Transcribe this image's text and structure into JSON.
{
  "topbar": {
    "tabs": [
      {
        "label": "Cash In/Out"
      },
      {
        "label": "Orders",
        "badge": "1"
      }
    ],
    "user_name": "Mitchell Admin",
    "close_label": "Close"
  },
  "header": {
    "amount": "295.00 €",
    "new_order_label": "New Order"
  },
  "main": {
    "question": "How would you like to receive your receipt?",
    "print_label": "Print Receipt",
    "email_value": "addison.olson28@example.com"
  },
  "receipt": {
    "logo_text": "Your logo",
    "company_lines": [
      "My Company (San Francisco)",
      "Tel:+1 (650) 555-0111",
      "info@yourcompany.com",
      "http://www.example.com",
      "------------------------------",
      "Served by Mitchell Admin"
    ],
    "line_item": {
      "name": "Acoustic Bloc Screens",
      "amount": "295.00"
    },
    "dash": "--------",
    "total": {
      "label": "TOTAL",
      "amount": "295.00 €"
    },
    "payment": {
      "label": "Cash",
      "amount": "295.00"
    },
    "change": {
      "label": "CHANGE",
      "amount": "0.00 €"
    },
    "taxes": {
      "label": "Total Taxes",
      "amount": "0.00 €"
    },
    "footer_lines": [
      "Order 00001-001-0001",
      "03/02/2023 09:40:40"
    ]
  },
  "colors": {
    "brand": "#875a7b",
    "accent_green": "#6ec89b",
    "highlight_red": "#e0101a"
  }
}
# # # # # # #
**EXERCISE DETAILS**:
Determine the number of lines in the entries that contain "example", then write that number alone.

**SOLUTION TO THIS PROBLEM**:
2